Anal warts are a type of genital warts that form in the anus. An HPV-infected individual can pass warts onto others through direct skin contact.
In this guide, we’ve covered some basics about anal warts, including risk factors, prevention methods, symptoms, and causes. If you or someone you know has anal warts, it’s not a cause for concern as they go away over time. However, if you want to make sure you’re healthy, you can contact a trained colorectal surgeon in Singapore for treatment.
Dr QM Leong is a colorectal surgeon in Singapore specialising in colorectal cancers, haemorrhoids, anal fissures, hernias, and other related medical conditions. Get in touch with us now and tell us how we can help you.
Frequently Asked Questions About Anal Warts

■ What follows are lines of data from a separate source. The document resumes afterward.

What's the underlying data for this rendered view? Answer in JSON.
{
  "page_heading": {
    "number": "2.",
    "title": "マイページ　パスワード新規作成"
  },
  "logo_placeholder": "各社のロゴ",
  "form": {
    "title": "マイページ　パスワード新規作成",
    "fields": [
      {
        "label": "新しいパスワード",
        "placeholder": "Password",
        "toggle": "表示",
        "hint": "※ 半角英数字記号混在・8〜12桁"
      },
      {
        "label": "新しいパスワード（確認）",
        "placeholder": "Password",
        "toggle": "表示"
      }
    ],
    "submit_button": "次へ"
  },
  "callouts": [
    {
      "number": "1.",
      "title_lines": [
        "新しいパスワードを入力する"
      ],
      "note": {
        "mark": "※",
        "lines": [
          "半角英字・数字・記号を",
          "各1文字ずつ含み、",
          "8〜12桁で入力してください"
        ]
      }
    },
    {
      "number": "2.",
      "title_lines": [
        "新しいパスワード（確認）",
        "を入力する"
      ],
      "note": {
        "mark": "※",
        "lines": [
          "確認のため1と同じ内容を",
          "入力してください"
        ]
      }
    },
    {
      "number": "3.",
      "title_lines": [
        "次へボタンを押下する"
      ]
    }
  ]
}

A trained colorectal specialist can tell the difference between anal warts and haemorrhoids. Warts appear in clumps and feel rougher to the touch. Meanwhile, haemorrhoids, which are enlarged blood vessels, tend to be smoother.
No, anal warts aren’t usually painful. A person with anal warts can still do their day-to-day activities without being hampered.
Anal warts caused by HPV infections will go away after a few months or years. However, this doesn’t mean that the virus is no longer present in your body. As much as possible, get treatment for anal warts. Treatment prevents them from spreading and growing into larger and potentially painful clumps.